SUPPLIED RECORDS:
* * *

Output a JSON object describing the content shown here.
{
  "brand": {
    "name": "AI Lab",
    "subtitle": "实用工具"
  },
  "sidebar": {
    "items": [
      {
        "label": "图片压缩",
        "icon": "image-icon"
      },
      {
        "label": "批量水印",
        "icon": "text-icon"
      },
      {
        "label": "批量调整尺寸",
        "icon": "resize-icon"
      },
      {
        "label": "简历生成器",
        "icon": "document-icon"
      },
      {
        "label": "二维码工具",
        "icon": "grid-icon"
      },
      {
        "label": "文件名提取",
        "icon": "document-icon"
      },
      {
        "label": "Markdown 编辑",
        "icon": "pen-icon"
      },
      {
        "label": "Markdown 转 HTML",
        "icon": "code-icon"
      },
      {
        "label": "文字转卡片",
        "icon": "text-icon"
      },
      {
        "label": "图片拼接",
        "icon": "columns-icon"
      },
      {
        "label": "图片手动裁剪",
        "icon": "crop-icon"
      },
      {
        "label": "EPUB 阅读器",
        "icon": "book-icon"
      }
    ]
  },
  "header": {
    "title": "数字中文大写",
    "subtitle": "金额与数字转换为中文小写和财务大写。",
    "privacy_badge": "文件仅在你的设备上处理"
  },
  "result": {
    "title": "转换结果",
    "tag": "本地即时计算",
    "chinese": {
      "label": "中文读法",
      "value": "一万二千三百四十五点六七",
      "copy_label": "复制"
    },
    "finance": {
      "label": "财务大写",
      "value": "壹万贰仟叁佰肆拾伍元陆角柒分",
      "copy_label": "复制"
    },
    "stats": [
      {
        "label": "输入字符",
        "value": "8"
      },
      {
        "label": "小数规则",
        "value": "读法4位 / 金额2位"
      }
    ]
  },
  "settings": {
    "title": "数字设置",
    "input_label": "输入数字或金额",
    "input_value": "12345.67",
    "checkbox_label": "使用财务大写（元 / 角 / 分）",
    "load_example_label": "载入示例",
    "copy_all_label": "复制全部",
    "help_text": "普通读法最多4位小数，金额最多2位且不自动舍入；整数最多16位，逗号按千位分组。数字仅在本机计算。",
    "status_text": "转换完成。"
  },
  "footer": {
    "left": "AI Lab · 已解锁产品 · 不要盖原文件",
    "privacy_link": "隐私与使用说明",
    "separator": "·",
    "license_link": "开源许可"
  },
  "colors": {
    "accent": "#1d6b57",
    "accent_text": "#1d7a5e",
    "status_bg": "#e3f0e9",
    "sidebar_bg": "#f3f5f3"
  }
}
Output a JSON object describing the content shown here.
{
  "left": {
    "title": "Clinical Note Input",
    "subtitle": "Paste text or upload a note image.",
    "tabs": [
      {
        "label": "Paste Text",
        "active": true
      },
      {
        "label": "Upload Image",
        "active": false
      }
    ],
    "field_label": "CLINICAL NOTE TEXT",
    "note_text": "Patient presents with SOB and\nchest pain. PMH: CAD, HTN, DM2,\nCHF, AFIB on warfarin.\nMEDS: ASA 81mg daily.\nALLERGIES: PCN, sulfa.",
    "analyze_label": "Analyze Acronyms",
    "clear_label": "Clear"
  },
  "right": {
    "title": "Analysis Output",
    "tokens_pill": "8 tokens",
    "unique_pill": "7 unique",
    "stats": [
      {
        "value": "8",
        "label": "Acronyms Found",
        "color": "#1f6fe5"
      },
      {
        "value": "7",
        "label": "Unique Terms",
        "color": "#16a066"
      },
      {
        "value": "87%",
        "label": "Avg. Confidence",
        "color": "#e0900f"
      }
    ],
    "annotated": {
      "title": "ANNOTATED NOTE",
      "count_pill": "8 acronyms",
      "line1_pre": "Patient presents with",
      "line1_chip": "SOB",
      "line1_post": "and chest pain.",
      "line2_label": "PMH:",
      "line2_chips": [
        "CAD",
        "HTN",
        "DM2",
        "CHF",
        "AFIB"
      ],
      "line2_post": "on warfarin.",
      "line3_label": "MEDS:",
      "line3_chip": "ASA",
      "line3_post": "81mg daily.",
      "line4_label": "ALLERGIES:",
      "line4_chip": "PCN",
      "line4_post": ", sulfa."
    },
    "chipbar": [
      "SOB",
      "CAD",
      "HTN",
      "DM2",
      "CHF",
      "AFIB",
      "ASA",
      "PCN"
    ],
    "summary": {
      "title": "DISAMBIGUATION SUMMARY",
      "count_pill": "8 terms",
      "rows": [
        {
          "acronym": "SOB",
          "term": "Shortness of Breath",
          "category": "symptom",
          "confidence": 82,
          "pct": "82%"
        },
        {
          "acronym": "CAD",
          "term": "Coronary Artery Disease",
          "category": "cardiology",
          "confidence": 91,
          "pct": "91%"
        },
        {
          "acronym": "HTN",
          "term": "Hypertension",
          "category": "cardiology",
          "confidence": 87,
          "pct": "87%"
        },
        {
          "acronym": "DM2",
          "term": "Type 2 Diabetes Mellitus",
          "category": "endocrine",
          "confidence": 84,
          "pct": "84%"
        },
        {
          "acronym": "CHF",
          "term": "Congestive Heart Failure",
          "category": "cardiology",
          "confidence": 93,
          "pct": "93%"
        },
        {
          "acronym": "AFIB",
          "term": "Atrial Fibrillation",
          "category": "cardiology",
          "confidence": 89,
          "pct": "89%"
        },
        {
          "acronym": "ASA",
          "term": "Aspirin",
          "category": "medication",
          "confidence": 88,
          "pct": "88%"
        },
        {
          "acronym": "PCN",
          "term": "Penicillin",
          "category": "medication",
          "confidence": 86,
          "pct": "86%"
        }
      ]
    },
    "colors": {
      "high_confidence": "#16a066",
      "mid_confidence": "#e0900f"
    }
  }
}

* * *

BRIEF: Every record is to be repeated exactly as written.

WRITTEN ANSWER:
Output a JSON object describing the content shown here.
{
  "brand": {
    "name": "AI Lab",
    "subtitle": "实用工具"
  },
  "sidebar": {
    "items": [
      {
        "label": "图片压缩",
        "icon": "image-icon"
      },
      {
        "label": "批量水印",
        "icon": "text-icon"
      },
      {
        "label": "批量调整尺寸",
        "icon": "resize-icon"
      },
      {
        "label": "简历生成器",
        "icon": "document-icon"
      },
      {
        "label": "二维码工具",
        "icon": "grid-icon"
      },
      {
        "label": "文件名提取",
        "icon": "document-icon"
      },
      {
        "label": "Markdown 编辑",
        "icon": "pen-icon"
      },
      {
        "label": "Markdown 转 HTML",
        "icon": "code-icon"
      },
      {
        "label": "文字转卡片",
        "icon": "text-icon"
      },
      {
        "label": "图片拼接",
        "icon": "columns-icon"
      },
      {
        "label": "图片手动裁剪",
        "icon": "crop-icon"
      },
      {
        "label": "EPUB 阅读器",
        "icon": "book-icon"
      }
    ]
  },
  "header": {
    "title": "数字中文大写",
    "subtitle": "金额与数字转换为中文小写和财务大写。",
    "privacy_badge": "文件仅在你的设备上处理"
  },
  "result": {
    "title": "转换结果",
    "tag": "本地即时计算",
    "chinese": {
      "label": "中文读法",
      "value": "一万二千三百四十五点六七",
      "copy_label": "复制"
    },
    "finance": {
      "label": "财务大写",
      "value": "壹万贰仟叁佰肆拾伍元陆角柒分",
      "copy_label": "复制"
    },
    "stats": [
      {
        "label": "输入字符",
        "value": "8"
      },
      {
        "label": "小数规则",
        "value": "读法4位 / 金额2位"
      }
    ]
  },
  "settings": {
    "title": "数字设置",
    "input_label": "输入数字或金额",
    "input_value": "12345.67",
    "checkbox_label": "使用财务大写（元 / 角 / 分）",
    "load_example_label": "载入示例",
    "copy_all_label": "复制全部",
    "help_text": "普通读法最多4位小数，金额最多2位且不自动舍入；整数最多16位，逗号按千位分组。数字仅在本机计算。",
    "status_text": "转换完成。"
  },
  "footer": {
    "left": "AI Lab · 已解锁产品 · 不要盖原文件",
    "privacy_link": "隐私与使用说明",
    "separator": "·",
    "license_link": "开源许可"
  },
  "colors": {
    "accent": "#1d6b57",
    "accent_text": "#1d7a5e",
    "status_bg": "#e3f0e9",
    "sidebar_bg": "#f3f5f3"
  }
}
Output a JSON object describing the content shown here.
{
  "left": {
    "title": "Clinical Note Input",
    "subtitle": "Paste text or upload a note image.",
    "tabs": [
      {
        "label": "Paste Text",
        "active": true
      },
      {
        "label": "Upload Image",
        "active": false
      }
    ],
    "field_label": "CLINICAL NOTE TEXT",
    "note_text": "Patient presents with SOB and\nchest pain. PMH: CAD, HTN, DM2,\nCHF, AFIB on warfarin.\nMEDS: ASA 81mg daily.\nALLERGIES: PCN, sulfa.",
    "analyze_label": "Analyze Acronyms",
    "clear_label": "Clear"
  },
  "right": {
    "title": "Analysis Output",
    "tokens_pill": "8 tokens",
    "unique_pill": "7 unique",
    "stats": [
      {
        "value": "8",
        "label": "Acronyms Found",
        "color": "#1f6fe5"
      },
      {
        "value": "7",
        "label": "Unique Terms",
        "color": "#16a066"
      },
      {
        "value": "87%",
        "label": "Avg. Confidence",
        "color": "#e0900f"
      }
    ],
    "annotated": {
      "title": "ANNOTATED NOTE",
      "count_pill": "8 acronyms",
      "line1_pre": "Patient presents with",
      "line1_chip": "SOB",
      "line1_post": "and chest pain.",
      "line2_label": "PMH:",
      "line2_chips": [
        "CAD",
        "HTN",
        "DM2",
        "CHF",
        "AFIB"
      ],
      "line2_post": "on warfarin.",
      "line3_label": "MEDS:",
      "line3_chip": "ASA",
      "line3_post": "81mg daily.",
      "line4_label": "ALLERGIES:",
      "line4_chip": "PCN",
      "line4_post": ", sulfa."
    },
    "chipbar": [
      "SOB",
      "CAD",
      "HTN",
      "DM2",
      "CHF",
      "AFIB",
      "ASA",
      "PCN"
    ],
    "summary": {
      "title": "DISAMBIGUATION SUMMARY",
      "count_pill": "8 terms",
      "rows": [
        {
          "acronym": "SOB",
          "term": "Shortness of Breath",
          "category": "symptom",
          "confidence": 82,
          "pct": "82%"
        },
        {
          "acronym": "CAD",
          "term": "Coronary Artery Disease",
          "category": "cardiology",
          "confidence": 91,
          "pct": "91%"
        },
        {
          "acronym": "HTN",
          "term": "Hypertension",
          "category": "cardiology",
          "confidence": 87,
          "pct": "87%"
        },
        {
          "acronym": "DM2",
          "term": "Type 2 Diabetes Mellitus",
          "category": "endocrine",
          "confidence": 84,
          "pct": "84%"
        },
        {
          "acronym": "CHF",
          "term": "Congestive Heart Failure",
          "category": "cardiology",
          "confidence": 93,
          "pct": "93%"
        },
        {
          "acronym": "AFIB",
          "term": "Atrial Fibrillation",
          "category": "cardiology",
          "confidence": 89,
          "pct": "89%"
        },
        {
          "acronym": "ASA",
          "term": "Aspirin",
          "category": "medication",
          "confidence": 88,
          "pct": "88%"
        },
        {
          "acronym": "PCN",
          "term": "Penicillin",
          "category": "medication",
          "confidence": 86,
          "pct": "86%"
        }
      ]
    },
    "colors": {
      "high_confidence": "#16a066",
      "mid_confidence": "#e0900f"
    }
  }
}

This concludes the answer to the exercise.